|PETER, KARI - Pennsylvania State University|
|LEHMAN, BRIAN - Pennsylvania State University|
Submitted to: Plant Disease
Publication Type: Peer Reviewed Journal
Publication Acceptance Date: 2/1/2015
Publication Date: 2/17/2015
Publication URL: https://handle.nal.usda.gov/10113/5156700
Citation: Peter, K.A., Gaskins, V.L., Lehman, B., Jurick II, W.M. 2015. First report of brown rot on apple fruit caused by Monilinia fructicola in the United States. Plant Disease. 99(8):1178. DOI: 10.1094/PDIS-11-14-1099.
Interpretive Summary: Brown rot is a fungal disease that causes decay in the field and during long term cold storage which manifests in significant economic losses. It is an emerging problem for the apple growing, packing and processing industry which makes fruit unmarketable for consumption and processing. A single spore isolate was collected in 2013 from a commercial apple orchard in Pennsylvania and was characterized using standard and nucleic acid-based procedures in the laboratory. The results from this research identified several distinguishing factors that can be used by growers and extension agents to identify the disease and its causal agent. This fungal isolate can also be used by scientists to design rapid detection methods and to screen new compounds for effective disease control.
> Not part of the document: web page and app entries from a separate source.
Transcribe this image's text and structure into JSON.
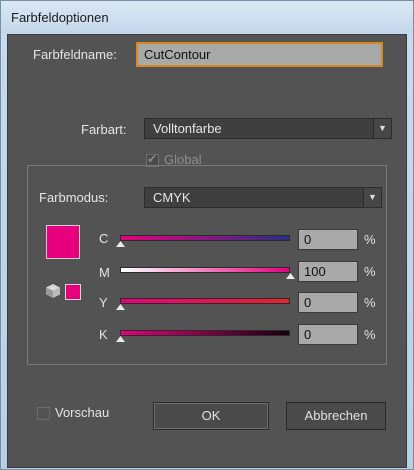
{
  "window": {
    "title": "Farbfeldoptionen"
  },
  "form": {
    "name_label": "Farbfeldname:",
    "name_value": "CutContour",
    "type_label": "Farbart:",
    "type_value": "Volltonfarbe",
    "global_label": "Global",
    "global_checked": true,
    "mode_label": "Farbmodus:",
    "mode_value": "CMYK"
  },
  "color": {
    "swatch": "#e6007e"
  },
  "sliders": [
    {
      "label": "C",
      "value": "0",
      "unit": "%"
    },
    {
      "label": "M",
      "value": "100",
      "unit": "%"
    },
    {
      "label": "Y",
      "value": "0",
      "unit": "%"
    },
    {
      "label": "K",
      "value": "0",
      "unit": "%"
    }
  ],
  "footer": {
    "preview_label": "Vorschau",
    "ok_label": "OK",
    "cancel_label": "Abbrechen"
  }
}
Technical Abstract: Brown rot, caused by Monilinia fructicola (G. Wint.) Honey, is the most devastating disease of stone fruits in North America resulting in significant economic losses. The fungus has been recently reported to cause pre and postharvest brown rot on apple fruit in Germany, Italy, and Serbia. However, M. fructicola has not been documented to date in the literature for the Mid Atlantic apple growing region of the United States. In September 2013, a ‘Jonamac’ apple with symptoms of brown rot was collected from a commercial apple orchard in Lancaster County, Pennsylvania. The decayed tissue was soft and the surface was covered with a light colored mycelium in concentric rings with tufts of abundant grayish-brown conidia. The infected sample was transported to the lab and a single spore isolate was propagated on Potato Dextrose Agar (PDA). The isolate was cultured on PDA at 25°C with natural light to assess morphological characteristics and was identified to species. The fungus produced a grayish-colored colony with uneven margins and had a dark brown to black colored reverse. Conidia production was sparse on PDA and were formed in branched and unbranched monilioid chains. Lemon shaped conidia were one celled, hyaline and on average 15 x 10 µm (n = 50) which is consistent for M. fructicola (1). Growth rate was analyzed using ½ strength PDA, Richards defined, and V8 agar in triplicate Petri plates and was 3.1 mm/d (+/- 0.30), 3.0 mm/d (+/- 0.17), and 6.4 mm/d (+/- 0.03), respectively which was repeated. Species level identification was verified by obtaining mycelial genomic DNA, amplifying the Internal Transcribed Spacer (ITS) rDNA with ITS4/ITS5 primers via conventional PCR, and sequencing the amplicon directly. MegaBLAST analysis of the 2X consensus amplicon sequence has the highest similarity (100% identical, 0.0 E value) with M. fructicola isolate DL172.04 (Genbank accession # DQ314728.1) and was 99% identical to M. fructicola isolates from Indiana (KJ541032.1), Serbia (JN176564.1) and Chile (JN001480.1). Pathogenicity was verified using 20 ‘Golden Delicious’ apples that were surface sanitized with soap and water, sprayed with 70% ethanol, and wiped dry which was repeated. Fruit were wounded with the head of a sterile finishing nail to a 3 mm depth at the equator and inoculated with water or 25 µl of a 1 x 104 conidial suspension of the fungus. Fruit were placed on cardboard trays in 80-count boxes with plastic liners, and stored at 25°C for 5 days. Water-inoculated and uninoculated control fruit were symptomless, while pathogen inoculated fruit had 100% decay incidence with mean lesion diameters of 36.1 mm (+/-0.39). Inoculated apples had soft, round lesions with even margins and light brown mycelium near the inoculation site. The fungus was reisolated from inoculated, decayed fruit and identified as M. fructicola, thus completing Koch’s postulates. This is the first report of M. fructicola causing brown rot on apple fruit in the United States mid Atlantic apple growing region which may indicate the need for additional management tools to ensure adequate control to prevent local and long distance spread of this pathogen.